Brazil's first oil auction in five years draws record bids
BY JEFF FICK AND PAULO WINTERSTEIN
RIO DE JANEIRO -- Brazil saw record bidding at its first oil auction in five years as the growing promise of oil finds along the equator attracted huge interest in exploration blocks at the mouth of the Amazon River.
Large oil finds in the Gulf of Guinea off the coast of Africa, along with promising finds in French Guyana on the South American continent, have shifted attention to Brazil. Brazil suspended its annual oil auctions in 2008 after the discovery of the subsalt oil province, close to 40 Bboe trapped under a layer of salt several thousand meters below the South Atlantic seabed.
Interest in that so-called equatorial margin "created more appetite for companies to invest" said Magda Chambriard, head of Brazil's national petroleum agency (ANP). "Those areas have become more important to the global oil industry, which was reflected in the heavy bidding for the blocks" she said.
A group led by Total, and that includes BP and Petrobras agreed to pay $172 million for rights to explore an area of about 900 sqkm at the mouth of the Amazon, topping a previous record set in 2006 for an oil field off Brazil's southeastern coast.
Ms. Chambriard said she sees the possibility of several platforms in the region producing 120 Mbopd to 150 Mbopd, similar to what is already happening in the Jubilee oil field off the African coast.
At the end of the auction, Brazil's government had raised $1.42 billion from selling exploration rights, topping the record $1.04 billion raised during a 2007 auction.
The record bids suggest that companies weren't scared off by requirements imposed by Brazil's government that a portion of exploration equipment be manufactured locally. However, bids hewed relatively close to the minimum local content level, showing that firms are being "more cautious," even as they acknowledge that the local content requirement is "here to stay," Ms. Chambriard said.
Those local content rules "are a concern for the global oil industry because it's not easy to predict the ability of suppliers to meet demand in five years" said Denis Palluat de Besset, MD at the local unit of Total.
The heated bidding by foreign companies also was a sign they have moved past concerns about heavy government intervention after a 2011 accident and oil spill at a well operated by Chevron led to criminal charges and lawsuits seeking tens of billions of dollars in damages. The criminal charges were later dropped, and Chevron was allowed to resume activities in Brazil.
Chevron participated in the auction and was welcomed with open arms Ms. Chambriard said.
More than 20 oil companies, foreign as well as domestic, came away with exploration blocks in the auction. Notably absent from was HRT, which recently announced a management shuffle. HRT didn't make any bids because of the company's recent "instability" said Luiz Sguissardi, the company's governmental affairs manager.
I think if we'd have had another 30 days or 60 days, we would have been able to participate Mr. Sguissardi said.
Also absent was China's CNOOC. The company pulled out of the auction, ANP said without giving a reason for the company's withdrawal.

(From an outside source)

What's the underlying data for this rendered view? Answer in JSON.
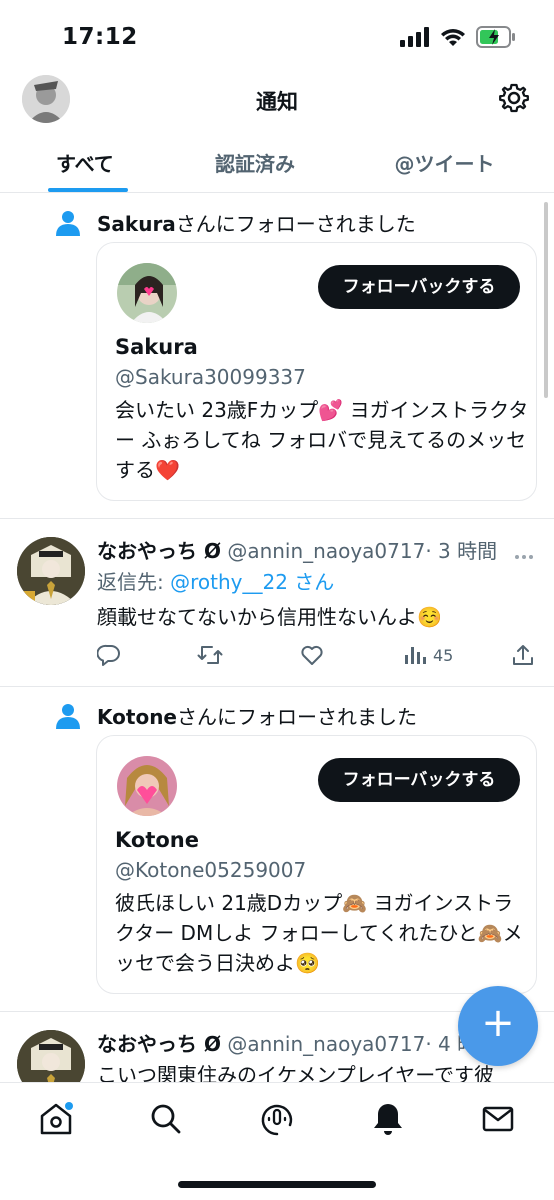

Petrobras's partnership in this latest auction also reflected a new strategy at the company of taking a supporting role in some blocks.
Our participation in the auctions this year is going to be focused and selective, Petrobras' CEO Maria das Gracas Foster said last month. "We are making it a priority to work in partnership with big oil companies."
Petrobras plans to invest $237 billion through 2017, and this week raised $11 billion in a record bond sale. Still, the company is selling off assets to ease its workload as it moves quickly to boost flagging crude oil output and bring the massive new subsalt fields into production.
The ANP initially expected to attract at least $99 million in bids. A total of 289 blocks were put up for bidding, with expected reserves of about 9 Bboe in the exploration areas.
The auction also marked Total's quest to increase its presence in Latin America. Total, which already explores the equatorial margin via blocks in West Africa, previously held stakes in just two offshore blocks in Brazil. It grabbed 10 exploration blocks, with Total acting as operator in seven of the blocks and taking minority stakes in the other three.
OGX, controlled by billionaire Eike Batista, also invested heavily despite recent concerns about the company's financial health. In addition to securing onshore blocks in northern Brazil, where it already has had success in producing natural gas to feed its thermoelectric plants, OGX nabbed a few blocks in shallow water and deep water areas.
OGX shares have plunged in the past year on concerns Mr. Batista may not have enough financing to execute his ambitious projects, which in addition to oil include electric, shipbuilding, transportation and mining companies.
Dow Jones Newswires